Wellington Youth Orchestra
Conducted by Andrew Joyce with Ludwig Treviranus (piano)
Glinka: Ruslan and Lyudmila Overture
Beethoven: Piano Concerto No 3 in C minor, Op 37
Dvořák: Symphony No 9 in E minor, Op 95 (‘New World’)
Cathedral of the Sacred Heart, Hill Street
Monday 31 July, 7:30 pm
Concerts from the Wellington Youth Orchestra used to be held in the Town Hall, which was the right space in terms of acoustics and the orchestral tradition. But the sometimes rather small audiences did look rather … small; comparable to the size of the orchestra – around 60. On Monday there were many more that that facing the orchestra.
Either St Andrew’s or the Catholic Basilica offer a more intimate space in which a 150 or so don’t look too bad, but the acoustic is often rather uncomfortable in its response to timpani and brass.
But that was a small price to pay when the orchestra delivered such a dynamic performance of Glinka’s famous overture. It’s a piece that taxes any orchestra, is as fine a composition as most of the music of the period. I have often wondered about the standards of music in Russia when the opera was written – the 1840s, when the names of no other Russian composers are familiar and we don’t really know much about orchestral or operatic standards, apart from the fact that a lot of western European musicians and composers visited and worked in Russia, from the late 18th century.
There was impressive accuracy, at the speed that is normally heard; strings clean and brass under good control apart from the occasional unruly fanfares.
Ludwig Treviranus spoke briefly and genially before the beginning of Beethoven’s third concerto: no condescension, pitched at the right level for a non-specialist audience. After the longish introduction, that gave time enough to appreciate excellent preparation, with all the spirit and gusto that comes from a youthful orchestra, the piano arrived with a feeling of ease and confidence, handling the ornaments fluently and idiomatically. Rapport between orchestra and pianist was a delight even though, at one point, in dialogue between piano and orchestra I felt that Treviranus was tempted by more speed. The cadenza was a model of restraint and individuality, with more attention to the music itself than to his own impressive virtuosity; its closing bars were particularly sensitive.
In the slow movement, both pianist and orchestra displayed all the maturity and insight of a real professional ensemble, even at moments where the rhythms risk losing togetherness. A lovely flute solo caught my ear, played with a pure, vibratoless tone that sounded so polished. Given that the Largo contained no music that didn’t fit the space, this was probably the high point for me, but the spirited Finale often vied for that place. In spite of moments where timpani might well have been less exuberant, this was a totally admirable performance, strings so buoyant and winds well balanced and polished. A triumphant collaboration between pianist, conductor and orchestra.

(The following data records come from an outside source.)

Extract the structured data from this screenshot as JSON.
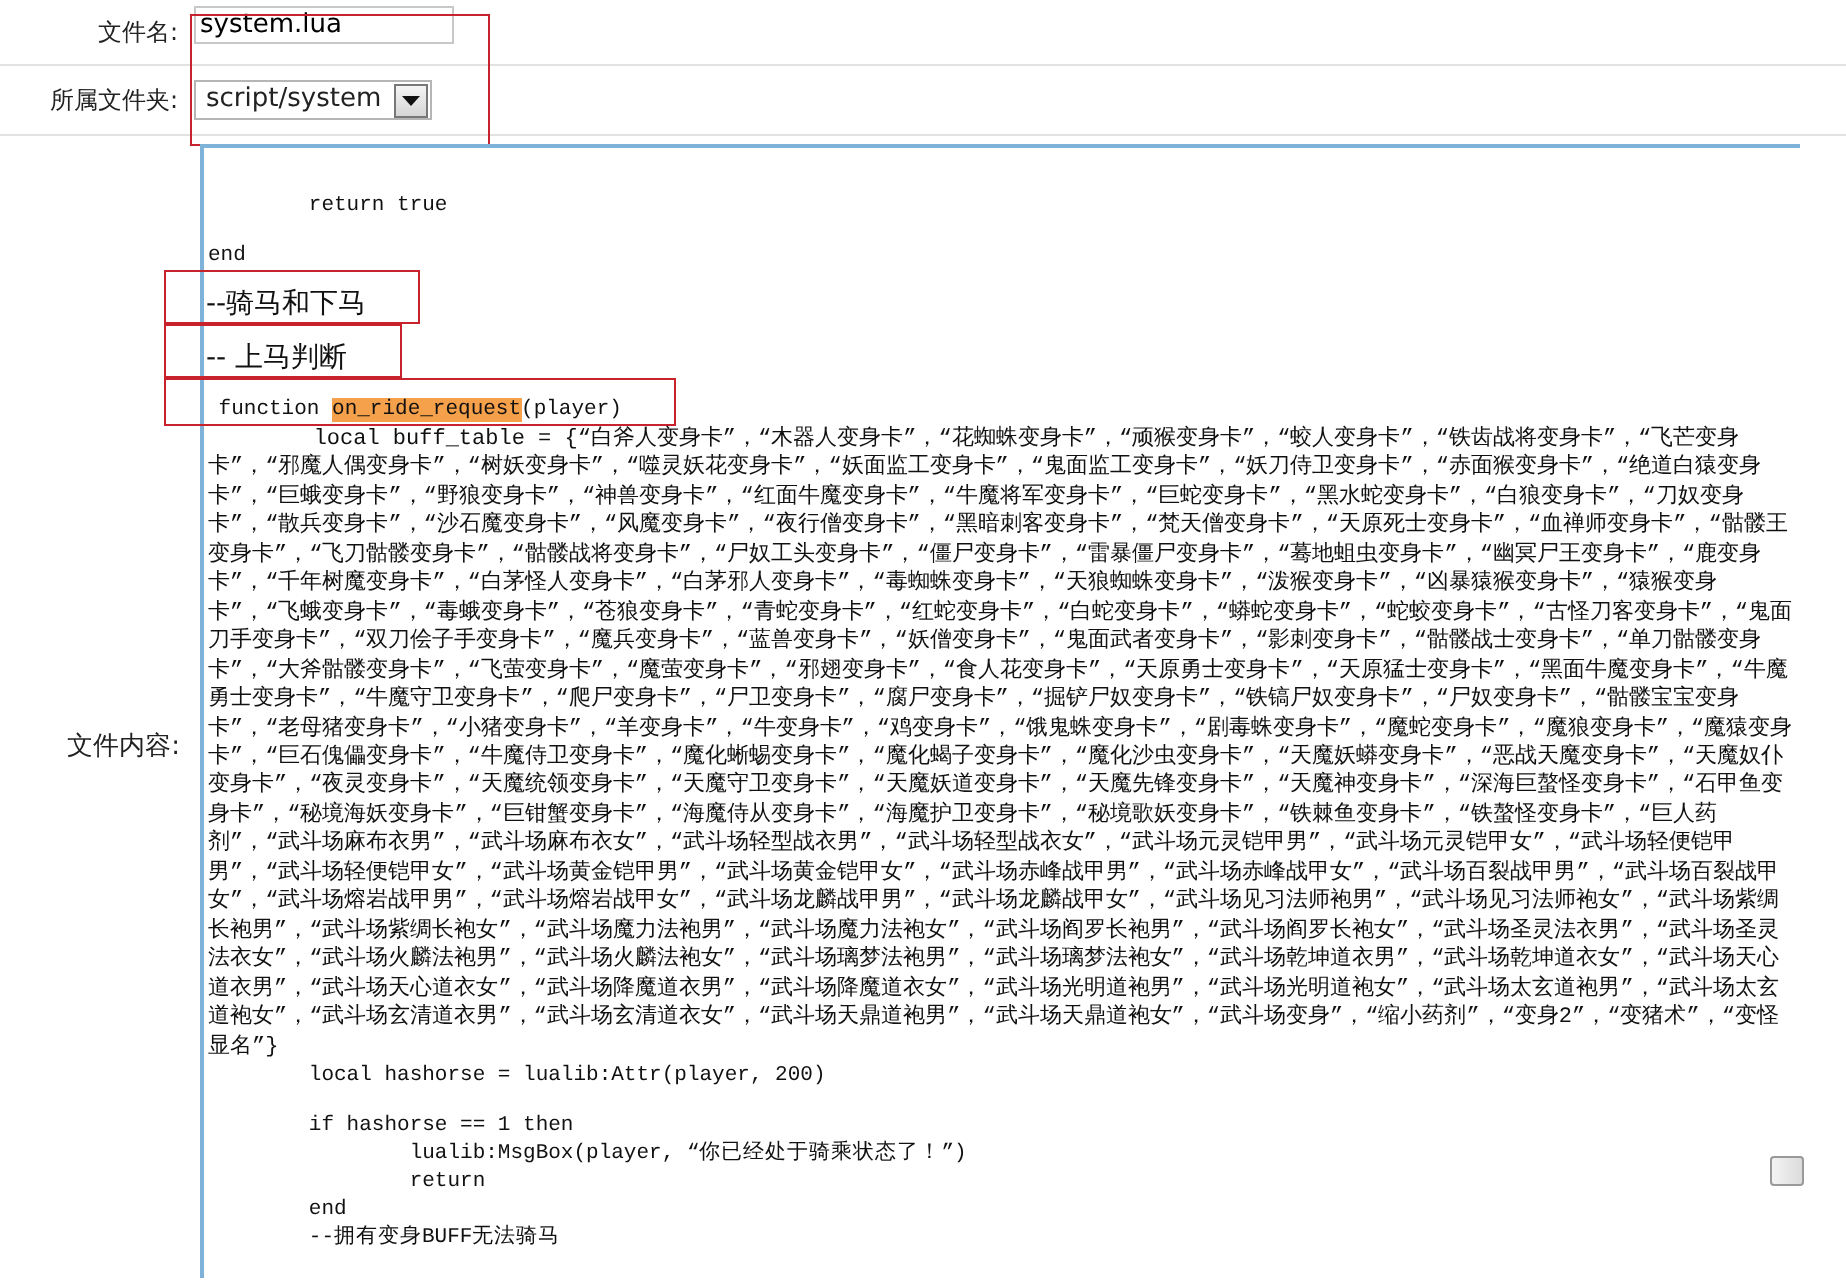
{
  "form": {
    "annotated": true,
    "fields": [
      {
        "label": "文件名:",
        "kind": "text",
        "value": "system.lua"
      },
      {
        "label": "所属文件夹:",
        "kind": "select",
        "value": "script/system"
      }
    ]
  },
  "content": {
    "label": "文件内容:",
    "lines": [
      {
        "kind": "blank"
      },
      {
        "kind": "blank"
      },
      {
        "kind": "code",
        "text": "        return true",
        "annotated": false
      },
      {
        "kind": "blank"
      },
      {
        "kind": "code",
        "text": "end",
        "annotated": false
      },
      {
        "kind": "comment",
        "text": "--骑马和下马",
        "annotated": true
      },
      {
        "kind": "comment",
        "text": "-- 上马判断",
        "annotated": true
      },
      {
        "kind": "code",
        "text": " function ",
        "highlight": "on_ride_request",
        "after": "(player)",
        "annotated": true
      },
      {
        "kind": "wrap",
        "text": "        local buff_table = {“白斧人变身卡”，“木器人变身卡”，“花蜘蛛变身卡”，“顽猴变身卡”，“蛟人变身卡”，“铁齿战将变身卡”，“飞芒变身卡”，“邪魔人偶变身卡”，“树妖变身卡”，“噬灵妖花变身卡”，“妖面监工变身卡”，“鬼面监工变身卡”，“妖刀侍卫变身卡”，“赤面猴变身卡”，“绝道白猿变身卡”，“巨蛾变身卡”，“野狼变身卡”，“神兽变身卡”，“红面牛魔变身卡”，“牛魔将军变身卡”，“巨蛇变身卡”，“黑水蛇变身卡”，“白狼变身卡”，“刀奴变身卡”，“散兵变身卡”，“沙石魔变身卡”，“风魔变身卡”，“夜行僧变身卡”，“黑暗刺客变身卡”，“梵天僧变身卡”，“天原死士变身卡”，“血禅师变身卡”，“骷髅王变身卡”，“飞刀骷髅变身卡”，“骷髅战将变身卡”，“尸奴工头变身卡”，“僵尸变身卡”，“雷暴僵尸变身卡”，“蓦地蛆虫变身卡”，“幽冥尸王变身卡”，“鹿变身卡”，“千年树魔变身卡”，“白茅怪人变身卡”，“白茅邪人变身卡”，“毒蜘蛛变身卡”，“天狼蜘蛛变身卡”，“泼猴变身卡”，“凶暴猿猴变身卡”，“猿猴变身卡”，“飞蛾变身卡”，“毒蛾变身卡”，“苍狼变身卡”，“青蛇变身卡”，“红蛇变身卡”，“白蛇变身卡”，“蟒蛇变身卡”，“蛇蛟变身卡”，“古怪刀客变身卡”，“鬼面刀手变身卡”，“双刀侩子手变身卡”，“魔兵变身卡”，“蓝兽变身卡”，“妖僧变身卡”，“鬼面武者变身卡”，“影刺变身卡”，“骷髅战士变身卡”，“单刀骷髅变身卡”，“大斧骷髅变身卡”，“飞萤变身卡”，“魔萤变身卡”，“邪翅变身卡”，“食人花变身卡”，“天原勇士变身卡”，“天原猛士变身卡”，“黑面牛魔变身卡”，“牛魔勇士变身卡”，“牛魔守卫变身卡”，“爬尸变身卡”，“尸卫变身卡”，“腐尸变身卡”，“掘铲尸奴变身卡”，“铁镐尸奴变身卡”，“尸奴变身卡”，“骷髅宝宝变身卡”，“老母猪变身卡”，“小猪变身卡”，“羊变身卡”，“牛变身卡”，“鸡变身卡”，“饿鬼蛛变身卡”，“剧毒蛛变身卡”，“魔蛇变身卡”，“魔狼变身卡”，“魔猿变身卡”，“巨石傀儡变身卡”，“牛魔侍卫变身卡”，“魔化蜥蜴变身卡”，“魔化蝎子变身卡”，“魔化沙虫变身卡”，“天魔妖蟒变身卡”，“恶战天魔变身卡”，“天魔奴仆变身卡”，“夜灵变身卡”，“天魔统领变身卡”，“天魔守卫变身卡”，“天魔妖道变身卡”，“天魔先锋变身卡”，“天魔神变身卡”，“深海巨螯怪变身卡”，“石甲鱼变身卡”，“秘境海妖变身卡”，“巨钳蟹变身卡”，“海魔侍从变身卡”，“海魔护卫变身卡”，“秘境歌妖变身卡”，“铁棘鱼变身卡”，“铁螯怪变身卡”，“巨人药剂”，“武斗场麻布衣男”，“武斗场麻布衣女”，“武斗场轻型战衣男”，“武斗场轻型战衣女”，“武斗场元灵铠甲男”，“武斗场元灵铠甲女”，“武斗场轻便铠甲男”，“武斗场轻便铠甲女”，“武斗场黄金铠甲男”，“武斗场黄金铠甲女”，“武斗场赤峰战甲男”，“武斗场赤峰战甲女”，“武斗场百裂战甲男”，“武斗场百裂战甲女”，“武斗场熔岩战甲男”，“武斗场熔岩战甲女”，“武斗场龙麟战甲男”，“武斗场龙麟战甲女”，“武斗场见习法师袍男”，“武斗场见习法师袍女”，“武斗场紫绸长袍男”，“武斗场紫绸长袍女”，“武斗场魔力法袍男”，“武斗场魔力法袍女”，“武斗场阎罗长袍男”，“武斗场阎罗长袍女”，“武斗场圣灵法衣男”，“武斗场圣灵法衣女”，“武斗场火麟法袍男”，“武斗场火麟法袍女”，“武斗场璃梦法袍男”，“武斗场璃梦法袍女”，“武斗场乾坤道衣男”，“武斗场乾坤道衣女”，“武斗场天心道衣男”，“武斗场天心道衣女”，“武斗场降魔道衣男”，“武斗场降魔道衣女”，“武斗场光明道袍男”，“武斗场光明道袍女”，“武斗场太玄道袍男”，“武斗场太玄道袍女”，“武斗场玄清道衣男”，“武斗场玄清道衣女”，“武斗场天鼎道袍男”，“武斗场天鼎道袍女”，“武斗场变身”，“缩小药剂”，“变身2”，“变猪术”，“变怪显名”}",
        "annotated": false
      },
      {
        "kind": "code",
        "text": "        local hashorse = lualib:Attr(player, 200)",
        "annotated": false
      },
      {
        "kind": "blank"
      },
      {
        "kind": "code",
        "text": "        if hashorse == 1 then",
        "annotated": false
      },
      {
        "kind": "code",
        "text": "                lualib:MsgBox(player, “你已经处于骑乘状态了！”)",
        "annotated": false
      },
      {
        "kind": "code",
        "text": "                return",
        "annotated": false
      },
      {
        "kind": "code",
        "text": "        end",
        "annotated": false
      },
      {
        "kind": "code",
        "text": "        --拥有变身BUFF无法骑马",
        "annotated": false
      }
    ]
  }
}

The New World symphony was a more formidable challenge, but it was not till the later stages, in the Scherzo and Finale, that there were many signs of the players’ essential youthfulness and natural lack of professional experience (and perhaps not quite enough rehearsal time?). The opening pages were scrupulous and beautifully paced; conductor Joyce ensured breathing space between phrases, putting the audience at ease before that Allegro really takes off. And certainly in the less rowdy ensembles the brass choir was excellent, in easy sympathy with the rest of the orchestra.

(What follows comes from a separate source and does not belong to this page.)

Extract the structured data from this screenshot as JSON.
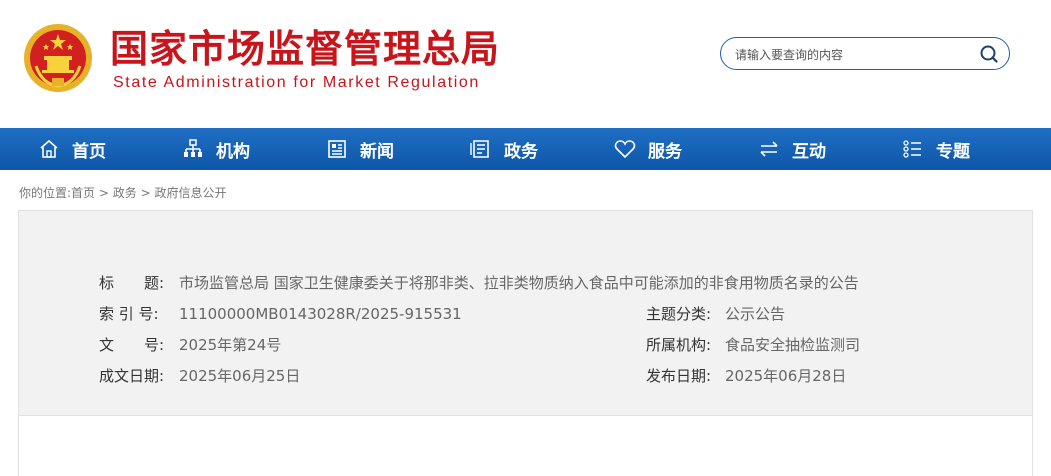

The famous Largo might be easy enough in terms of hitting the right notes, but its familiarity demands far more in emotional subtlety, yet avoiding sentimentality, an ever-present danger, so it might be odd to say I found the long cor anglais solo, carefully played, but not quite soulful enough. Otherwise, strings and winds were in beautiful accord.
The third and fourth movements revealed occasional blemishes; in the Scherzo some trills on strings, and woodwind decorations, and at the opening of the fourth movement, such a massively imposing declamation had the weight and energy but not perfect finesse.
However, the broad shapes and contrasting sections that conceal, excitingly, the way the work will end (for those who come to it for the first time) were generated as much through youthful energy and exuberance as through mature familiarity and intellectual understanding.
No matter how often one has heard the work, it remains fresh and surprising, especially when played by a young orchestra of talented and reasonably skilled players, such as are to be found in this orchestra, and in the hands of a conductor able to communicate his own enthusiasm as effectively as Andrew Joyce has done here.